### [Entries supplied]
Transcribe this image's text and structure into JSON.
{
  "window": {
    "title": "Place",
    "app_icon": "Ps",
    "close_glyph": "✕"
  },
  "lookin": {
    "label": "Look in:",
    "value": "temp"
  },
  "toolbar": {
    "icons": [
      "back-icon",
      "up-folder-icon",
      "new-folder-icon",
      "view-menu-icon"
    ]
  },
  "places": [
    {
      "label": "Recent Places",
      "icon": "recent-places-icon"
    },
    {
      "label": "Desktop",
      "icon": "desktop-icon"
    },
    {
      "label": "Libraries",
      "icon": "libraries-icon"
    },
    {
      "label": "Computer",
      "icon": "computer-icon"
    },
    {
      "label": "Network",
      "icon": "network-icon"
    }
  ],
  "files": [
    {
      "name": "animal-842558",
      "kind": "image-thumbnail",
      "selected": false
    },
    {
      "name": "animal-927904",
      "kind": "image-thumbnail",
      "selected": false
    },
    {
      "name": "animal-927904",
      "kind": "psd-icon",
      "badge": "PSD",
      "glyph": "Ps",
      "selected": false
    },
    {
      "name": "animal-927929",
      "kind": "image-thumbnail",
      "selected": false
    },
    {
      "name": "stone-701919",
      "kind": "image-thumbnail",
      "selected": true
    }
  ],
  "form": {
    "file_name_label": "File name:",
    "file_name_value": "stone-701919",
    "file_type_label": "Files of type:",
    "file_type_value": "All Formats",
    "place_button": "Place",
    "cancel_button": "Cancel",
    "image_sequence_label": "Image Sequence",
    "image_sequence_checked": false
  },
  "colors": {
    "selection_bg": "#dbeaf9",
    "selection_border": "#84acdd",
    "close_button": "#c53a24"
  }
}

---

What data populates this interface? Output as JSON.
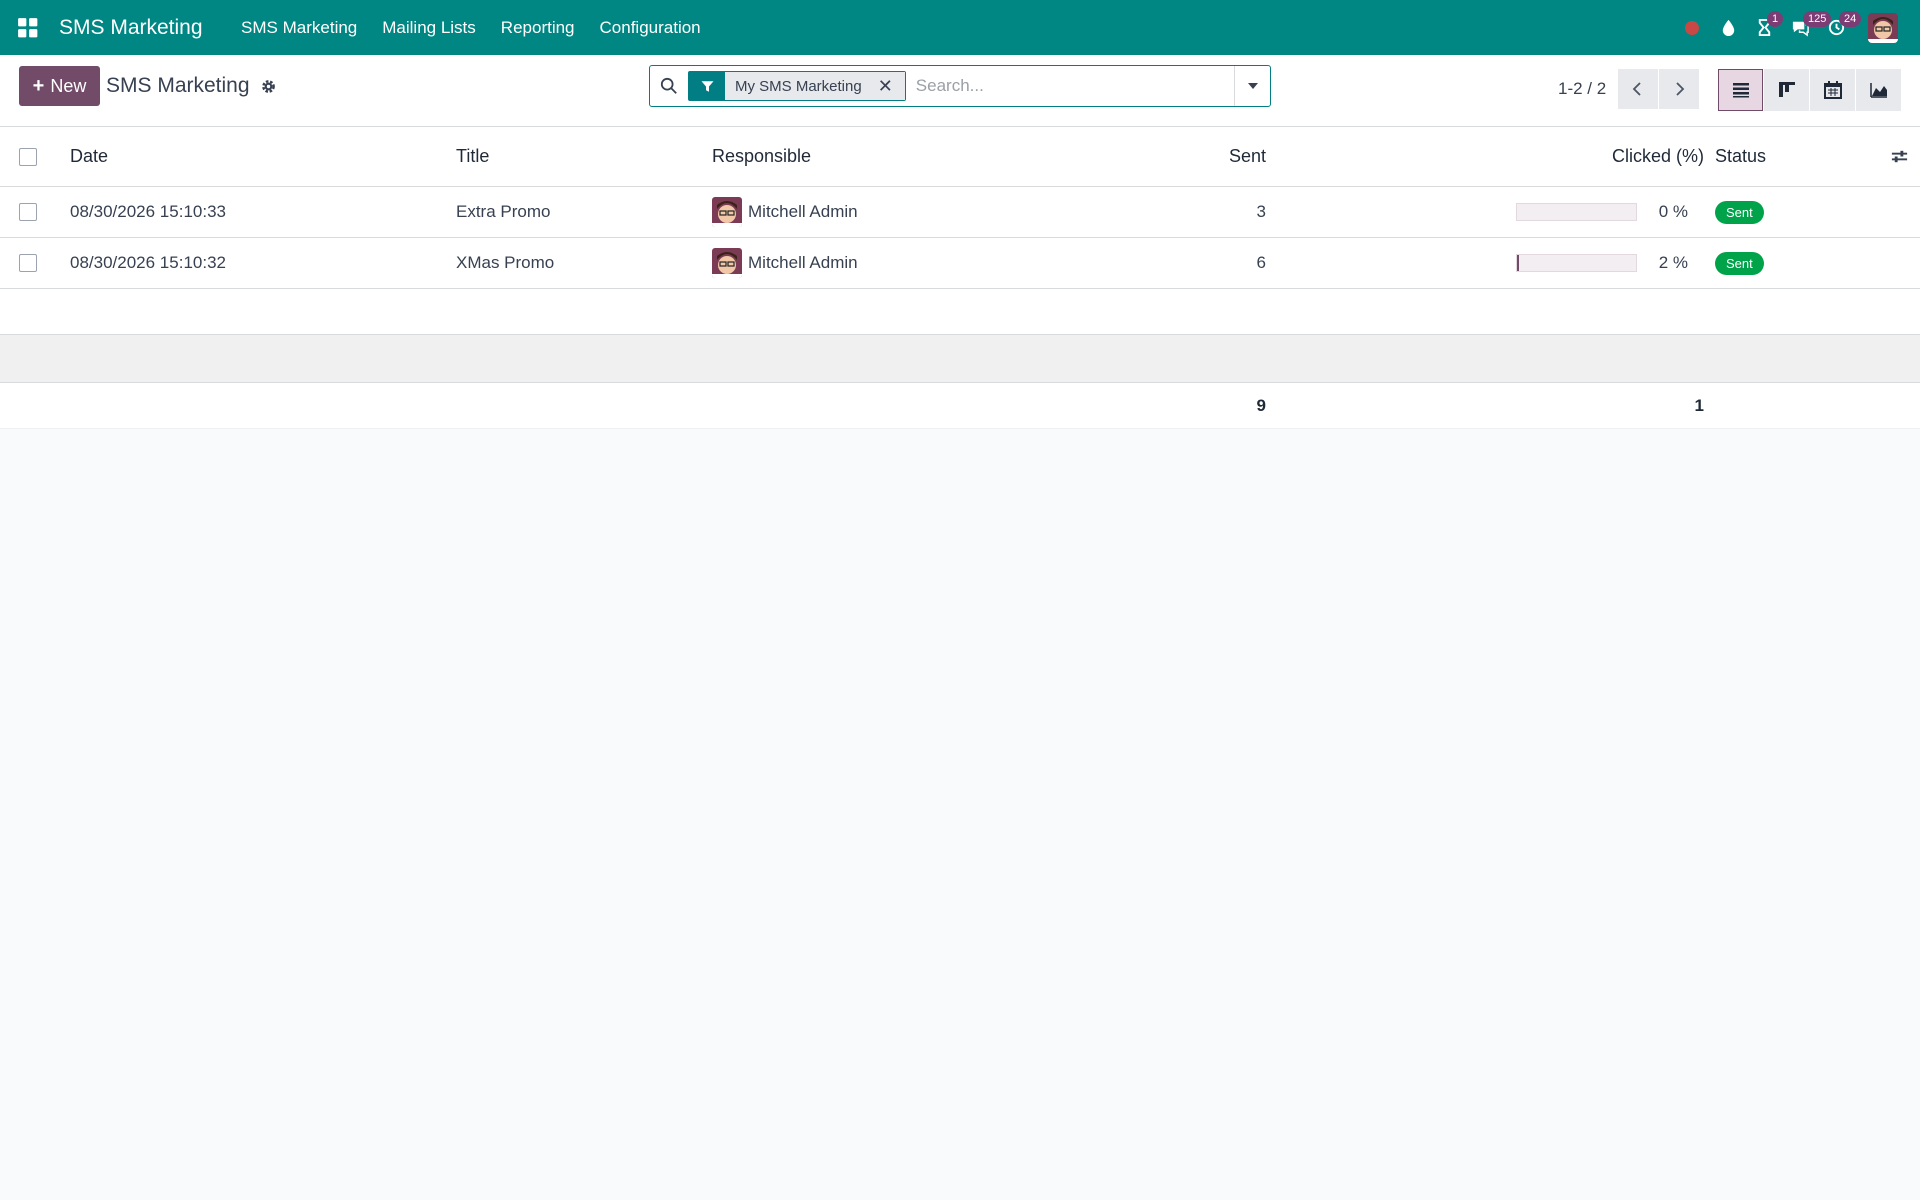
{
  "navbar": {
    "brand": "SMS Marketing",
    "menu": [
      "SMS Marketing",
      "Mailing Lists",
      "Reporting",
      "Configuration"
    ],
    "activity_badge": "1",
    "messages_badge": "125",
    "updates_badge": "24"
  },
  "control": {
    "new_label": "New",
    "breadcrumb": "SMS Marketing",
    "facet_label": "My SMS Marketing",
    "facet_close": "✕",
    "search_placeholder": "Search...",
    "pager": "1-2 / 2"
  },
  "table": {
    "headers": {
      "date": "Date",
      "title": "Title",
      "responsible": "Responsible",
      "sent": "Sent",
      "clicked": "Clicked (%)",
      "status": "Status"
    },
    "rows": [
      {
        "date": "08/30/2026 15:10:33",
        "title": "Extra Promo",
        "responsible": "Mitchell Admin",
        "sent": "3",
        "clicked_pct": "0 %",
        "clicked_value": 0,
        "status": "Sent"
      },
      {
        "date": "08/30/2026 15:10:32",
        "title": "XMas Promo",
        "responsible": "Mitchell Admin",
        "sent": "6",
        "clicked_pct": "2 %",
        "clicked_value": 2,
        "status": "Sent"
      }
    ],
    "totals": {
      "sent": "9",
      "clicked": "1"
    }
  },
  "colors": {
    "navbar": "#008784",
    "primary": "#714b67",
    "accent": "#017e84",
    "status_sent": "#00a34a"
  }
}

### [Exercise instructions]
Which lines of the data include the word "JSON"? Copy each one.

### [Written reply]
Transcribe this image's text and structure into JSON.
What data populates this interface? Output as JSON.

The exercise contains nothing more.